Humidity, room temperature, and tank temperature are extremely important parameters. It is also more of an issue for me due to the lack of space in the shrimp room. The walk-in closet is a very compact space without an air vent which makes climate control a big priority. If I did nothing to assist in climate control then the tank water would evaporate rapidly, the room would be a sauna, and the tank temperature would be inhabitable for the shrimp. I already tried to not do anything and I quickly realized that something had to be done.
Right now I have a simple solution to the heat/humidity issue. I purchased four fans, as seen in the picture, to help circulate air, reduce heat from the lamps, and reduce tank temperature. These fans are very powerful and do a great job despite their compact size. The tank temperatures are kept around 74F during the day (lights on), and 72F at night. When I am not at home I keep the door open and let the air into the bedroom. I also keep my bedroom door open at the same time. This helps a lot to bring in cold dry air and lowers the humidity significantly.
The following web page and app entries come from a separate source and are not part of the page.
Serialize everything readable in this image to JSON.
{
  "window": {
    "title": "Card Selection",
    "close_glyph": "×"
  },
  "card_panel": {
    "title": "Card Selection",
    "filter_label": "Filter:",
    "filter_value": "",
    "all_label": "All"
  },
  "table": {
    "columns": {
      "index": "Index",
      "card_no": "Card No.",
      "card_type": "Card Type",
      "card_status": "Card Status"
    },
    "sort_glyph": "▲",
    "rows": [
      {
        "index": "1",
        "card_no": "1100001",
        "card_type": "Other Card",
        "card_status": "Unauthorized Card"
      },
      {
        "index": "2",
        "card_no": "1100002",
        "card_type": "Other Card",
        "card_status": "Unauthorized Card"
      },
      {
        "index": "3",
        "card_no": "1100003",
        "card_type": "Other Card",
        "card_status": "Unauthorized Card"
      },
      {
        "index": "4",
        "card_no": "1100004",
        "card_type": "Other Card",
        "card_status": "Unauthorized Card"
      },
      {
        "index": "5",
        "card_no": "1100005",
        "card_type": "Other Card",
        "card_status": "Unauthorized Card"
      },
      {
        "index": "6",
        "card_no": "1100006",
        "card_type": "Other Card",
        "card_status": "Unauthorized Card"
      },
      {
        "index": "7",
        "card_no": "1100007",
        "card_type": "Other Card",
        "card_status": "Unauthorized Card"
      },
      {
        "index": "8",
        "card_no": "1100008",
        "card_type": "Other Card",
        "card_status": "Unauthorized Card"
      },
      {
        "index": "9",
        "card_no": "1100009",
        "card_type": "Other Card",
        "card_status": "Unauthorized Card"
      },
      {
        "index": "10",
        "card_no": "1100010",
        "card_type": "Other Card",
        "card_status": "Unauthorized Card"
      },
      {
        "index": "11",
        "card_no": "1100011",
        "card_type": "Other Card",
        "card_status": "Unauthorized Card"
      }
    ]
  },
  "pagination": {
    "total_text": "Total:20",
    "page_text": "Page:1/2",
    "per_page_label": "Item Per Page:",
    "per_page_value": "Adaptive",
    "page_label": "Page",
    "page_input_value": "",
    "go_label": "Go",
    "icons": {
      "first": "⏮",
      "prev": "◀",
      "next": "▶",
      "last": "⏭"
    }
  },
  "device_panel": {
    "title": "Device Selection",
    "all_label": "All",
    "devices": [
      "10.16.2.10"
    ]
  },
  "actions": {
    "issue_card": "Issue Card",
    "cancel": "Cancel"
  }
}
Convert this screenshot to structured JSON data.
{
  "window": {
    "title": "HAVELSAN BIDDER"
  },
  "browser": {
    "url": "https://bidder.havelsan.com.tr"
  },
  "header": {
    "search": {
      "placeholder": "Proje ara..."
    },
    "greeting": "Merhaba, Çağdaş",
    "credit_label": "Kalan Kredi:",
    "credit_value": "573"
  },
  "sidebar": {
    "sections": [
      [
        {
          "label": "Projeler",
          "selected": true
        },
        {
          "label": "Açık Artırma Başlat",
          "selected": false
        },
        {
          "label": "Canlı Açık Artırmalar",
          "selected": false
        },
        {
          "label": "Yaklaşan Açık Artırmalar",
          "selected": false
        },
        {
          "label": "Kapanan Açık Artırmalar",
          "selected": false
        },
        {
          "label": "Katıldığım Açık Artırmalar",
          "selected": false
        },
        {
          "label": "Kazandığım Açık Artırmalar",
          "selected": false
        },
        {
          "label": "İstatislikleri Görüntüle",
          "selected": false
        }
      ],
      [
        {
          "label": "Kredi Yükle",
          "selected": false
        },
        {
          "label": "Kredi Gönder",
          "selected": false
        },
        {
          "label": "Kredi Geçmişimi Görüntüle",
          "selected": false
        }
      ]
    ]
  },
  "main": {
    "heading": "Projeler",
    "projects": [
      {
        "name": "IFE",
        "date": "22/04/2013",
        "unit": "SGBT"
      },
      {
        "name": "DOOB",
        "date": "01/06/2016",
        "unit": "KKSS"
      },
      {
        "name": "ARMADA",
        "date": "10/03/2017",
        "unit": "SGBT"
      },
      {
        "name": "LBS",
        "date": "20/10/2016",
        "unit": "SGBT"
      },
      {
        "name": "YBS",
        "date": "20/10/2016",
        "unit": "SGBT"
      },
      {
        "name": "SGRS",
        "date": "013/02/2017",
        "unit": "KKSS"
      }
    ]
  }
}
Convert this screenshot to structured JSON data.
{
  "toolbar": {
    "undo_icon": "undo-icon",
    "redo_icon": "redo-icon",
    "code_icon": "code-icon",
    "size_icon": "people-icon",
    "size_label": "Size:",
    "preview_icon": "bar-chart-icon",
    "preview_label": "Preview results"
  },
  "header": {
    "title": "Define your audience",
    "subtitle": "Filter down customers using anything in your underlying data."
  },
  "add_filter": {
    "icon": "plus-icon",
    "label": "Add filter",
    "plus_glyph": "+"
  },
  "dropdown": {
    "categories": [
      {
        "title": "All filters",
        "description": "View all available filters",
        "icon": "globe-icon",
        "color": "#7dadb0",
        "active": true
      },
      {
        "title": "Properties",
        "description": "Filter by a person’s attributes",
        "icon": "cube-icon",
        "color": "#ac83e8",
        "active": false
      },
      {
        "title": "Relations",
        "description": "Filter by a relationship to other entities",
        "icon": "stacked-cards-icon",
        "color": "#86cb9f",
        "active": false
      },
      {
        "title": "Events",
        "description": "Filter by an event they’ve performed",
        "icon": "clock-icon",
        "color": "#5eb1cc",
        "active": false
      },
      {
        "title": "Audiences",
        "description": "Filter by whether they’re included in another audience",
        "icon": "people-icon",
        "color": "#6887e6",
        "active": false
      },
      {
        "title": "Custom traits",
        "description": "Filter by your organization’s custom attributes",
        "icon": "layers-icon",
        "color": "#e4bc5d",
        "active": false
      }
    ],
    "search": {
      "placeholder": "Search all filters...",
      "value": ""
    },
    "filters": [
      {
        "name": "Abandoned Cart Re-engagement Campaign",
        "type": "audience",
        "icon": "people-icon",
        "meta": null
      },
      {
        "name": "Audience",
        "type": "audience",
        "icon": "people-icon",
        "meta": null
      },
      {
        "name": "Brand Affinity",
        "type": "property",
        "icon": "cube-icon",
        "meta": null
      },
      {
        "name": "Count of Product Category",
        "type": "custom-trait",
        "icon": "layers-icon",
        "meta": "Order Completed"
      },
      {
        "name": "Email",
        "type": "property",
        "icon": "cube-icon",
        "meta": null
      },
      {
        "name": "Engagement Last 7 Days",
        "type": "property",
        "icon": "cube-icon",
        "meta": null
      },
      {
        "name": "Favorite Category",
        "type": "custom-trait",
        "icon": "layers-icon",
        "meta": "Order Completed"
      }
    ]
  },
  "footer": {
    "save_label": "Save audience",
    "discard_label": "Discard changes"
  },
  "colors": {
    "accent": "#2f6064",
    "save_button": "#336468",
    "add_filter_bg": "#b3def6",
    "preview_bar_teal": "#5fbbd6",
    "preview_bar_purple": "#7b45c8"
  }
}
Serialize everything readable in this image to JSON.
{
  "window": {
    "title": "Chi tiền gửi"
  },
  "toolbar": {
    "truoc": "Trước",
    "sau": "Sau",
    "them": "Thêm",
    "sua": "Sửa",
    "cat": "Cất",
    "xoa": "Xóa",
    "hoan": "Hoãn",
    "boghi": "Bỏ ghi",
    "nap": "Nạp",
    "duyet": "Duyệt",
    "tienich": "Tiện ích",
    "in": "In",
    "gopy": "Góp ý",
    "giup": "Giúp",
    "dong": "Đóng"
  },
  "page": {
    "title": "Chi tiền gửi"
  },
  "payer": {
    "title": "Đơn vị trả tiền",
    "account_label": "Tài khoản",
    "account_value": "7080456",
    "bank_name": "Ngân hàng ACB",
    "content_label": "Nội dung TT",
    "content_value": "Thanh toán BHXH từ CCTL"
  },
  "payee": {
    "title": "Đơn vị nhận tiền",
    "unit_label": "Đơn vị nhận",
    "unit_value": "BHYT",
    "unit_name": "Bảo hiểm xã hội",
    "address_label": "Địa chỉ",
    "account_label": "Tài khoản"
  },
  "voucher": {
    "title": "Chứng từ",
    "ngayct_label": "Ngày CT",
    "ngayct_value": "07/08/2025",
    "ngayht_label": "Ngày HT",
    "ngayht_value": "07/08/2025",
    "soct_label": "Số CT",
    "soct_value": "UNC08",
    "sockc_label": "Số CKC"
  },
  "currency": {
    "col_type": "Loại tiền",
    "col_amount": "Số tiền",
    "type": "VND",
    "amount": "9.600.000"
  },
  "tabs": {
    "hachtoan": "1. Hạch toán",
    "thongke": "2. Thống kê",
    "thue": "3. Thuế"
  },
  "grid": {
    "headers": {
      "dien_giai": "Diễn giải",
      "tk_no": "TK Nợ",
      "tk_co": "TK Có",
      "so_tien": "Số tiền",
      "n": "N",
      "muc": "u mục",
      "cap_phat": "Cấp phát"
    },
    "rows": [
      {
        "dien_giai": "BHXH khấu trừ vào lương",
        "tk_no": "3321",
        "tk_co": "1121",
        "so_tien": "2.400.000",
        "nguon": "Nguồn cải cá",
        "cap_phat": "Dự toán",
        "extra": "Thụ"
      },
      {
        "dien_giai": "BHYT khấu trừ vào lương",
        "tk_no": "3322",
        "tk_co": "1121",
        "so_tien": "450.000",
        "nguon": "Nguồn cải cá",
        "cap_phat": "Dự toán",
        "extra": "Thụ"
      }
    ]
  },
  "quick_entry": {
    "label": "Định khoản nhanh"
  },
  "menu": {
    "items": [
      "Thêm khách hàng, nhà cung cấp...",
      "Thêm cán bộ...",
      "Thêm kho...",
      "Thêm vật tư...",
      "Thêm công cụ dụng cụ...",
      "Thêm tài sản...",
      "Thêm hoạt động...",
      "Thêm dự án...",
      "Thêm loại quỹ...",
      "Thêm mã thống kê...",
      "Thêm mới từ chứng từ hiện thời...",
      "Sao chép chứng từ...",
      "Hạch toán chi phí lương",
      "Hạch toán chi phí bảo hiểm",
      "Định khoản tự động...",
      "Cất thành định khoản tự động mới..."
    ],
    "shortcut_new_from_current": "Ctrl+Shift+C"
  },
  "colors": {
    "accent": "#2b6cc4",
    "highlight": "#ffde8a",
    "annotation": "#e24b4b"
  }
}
Since the lighting is off when I am home at night (I am rarely at home during the day) I am able to close the shrimp room door to prevent the noise from keeping me awake and still not have humidity issues in the room overnight. Soon I will vent the air inside of the shrimp room into the bathroom using a fan and air duct instead of keeping the bedroom door open. For now I just keep the fans running constantly throughout the day and night.
Fans Circulating the Air I will update my Shrimp Rack Page as more time progresses. I hope you enjoyed it.
More Pictures of the Rack....